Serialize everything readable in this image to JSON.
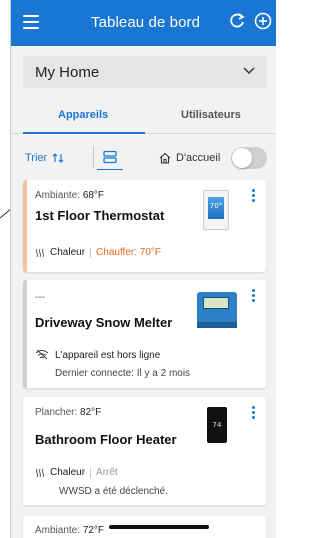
{
  "header": {
    "title": "Tableau de bord"
  },
  "home_select": {
    "value": "My Home"
  },
  "tabs": [
    {
      "label": "Appareils",
      "active": true
    },
    {
      "label": "Utilisateurs",
      "active": false
    }
  ],
  "controls": {
    "sort_label": "Trier",
    "home_label": "D'accueil",
    "home_toggle_on": false
  },
  "cards": [
    {
      "sensor_label": "Ambiante:",
      "sensor_value": "68°F",
      "name": "1st Floor Thermostat",
      "mode": "Chaleur",
      "action": "Chauffer: 70°F",
      "stripe_color": "#f3c69a",
      "image_text": "70°"
    },
    {
      "sensor_label": "---",
      "name": "Driveway Snow Melter",
      "status": "L'appareil est hors ligne",
      "last_connected": "Dernier connecte: Il y a 2 mois",
      "stripe_color": "#cfcfcf"
    },
    {
      "sensor_label": "Plancher:",
      "sensor_value": "82°F",
      "name": "Bathroom Floor Heater",
      "mode": "Chaleur",
      "action": "Arrêt",
      "alert": "WWSD a été déclenché.",
      "image_text": "74"
    },
    {
      "sensor_label": "Ambiante:",
      "sensor_value": "72°F"
    }
  ],
  "colors": {
    "accent": "#1976d2",
    "heat_action": "#e06b1f",
    "off_text": "#999999"
  }
}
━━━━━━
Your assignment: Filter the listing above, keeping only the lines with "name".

Task response:
      "name": "1st Floor Thermostat",
      "name": "Driveway Snow Melter",
      "name": "Bathroom Floor Heater",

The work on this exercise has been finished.